  • 12. TELEPHONE INTERVIEWS • This method involves a sample of respondents being telephoned and asked a number of questions by an interviewer, who records their responses on paper questionnaires. COMPUTER ASSISTED TELEPHONE INTERVIEWING • In this case the interviewer sits in front of a computer screen wearing a headset. The computer dials the telephone number on command and the interviewer reads the questions, which are generated by the mainframe computer, from the screen. He or she enters the responses directly into the computer’s memory. This method means that interviewing time is reduced, data quality is enhanced and numerous steps in the data collection process, coding of questionnaires and data entry is eliminated. Also, due to the fact that responses are entered directly into the computer, results can be provided almost instantly.
  • 13. PERSONAL IN-HOME INTERVIEWS • It is the interviewer’s responsibility to record the respondents’ answers while interviewing them faceto-face in their home. This technique can be costly. COMPUTER-ASSISTED PERSONAL INTERVIEWING • In this method each respondent sits in front of a computer and completes the questions that appear on the screen using the mouse or keyboard. CAPI reduces interviewing time and is more interesting to respondents. Answers will also be more varied and less inhibited as respondents would not feel embarrassed in front of an interviewer.
  • 14. MAIL INTERVIEWS • There is no verbal interaction between the researcher and the respondent in this method, respondents simply complete the questionnaire they receive by mail and return it in the envelope provided. Before questionnaires are sent out, mailing lists of respondents must be obtained, this can take copious amounts of time if there is a large population. Questionnaires must be designed to maximize the number of responses, therefore the layout and the questions asked are of vital importance. For example, people are less likely to answer questions of a personal nature. Mail surveys are used for a variety of purposes such as the measurement of advertising effectiveness. MAIL PANELS • Households are offered incentives in return for their participation in periodic mail questionnaires, product tests, and telephone surveys.
  • 15. INTERNET SURVEYS • This type of survey is presented to respondents on a computer screen. Instructions explain the procedure for answering ensuing questions and are often accompanied by one or more sample questions and answers. It is usually at this point that respondents will proceed to answer the questions provided. When respondents complete the survey, their answers are stored in a computer file for subsequent analysis. This method of data collection allows automated data entry, thus analysis can commence earlier. Internet surveys can be designed to reject out-of-range or missing data thus maximizing the accuracy of responses. Also the responses on an internet survey are much clearer to read than responses in hand writing. The internet is not accessible to everybody and hence a representative sample of the general population cannot be drawn using this method. However, it is useful for surveying business to business or any groups that are internet users or have internet access.

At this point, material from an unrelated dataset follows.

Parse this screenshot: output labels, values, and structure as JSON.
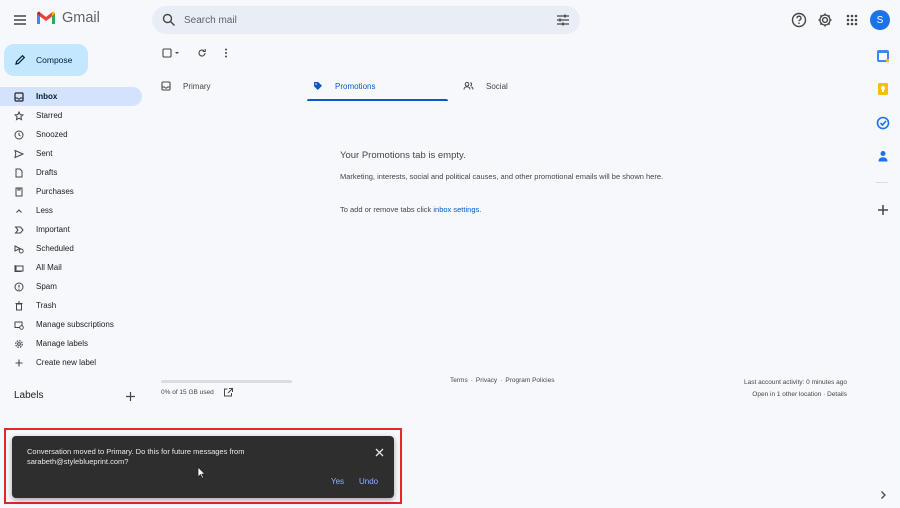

  • 16. INFOQ VIET NAM Add: 118 Nguyen Ngoc Nai, Thanh Xuan, Ha Noi Tel: (04) 3566-8180 Email: infoq@runsystem.net; quynhdtx@runsystem.net Website: http://infoq.vn/business/home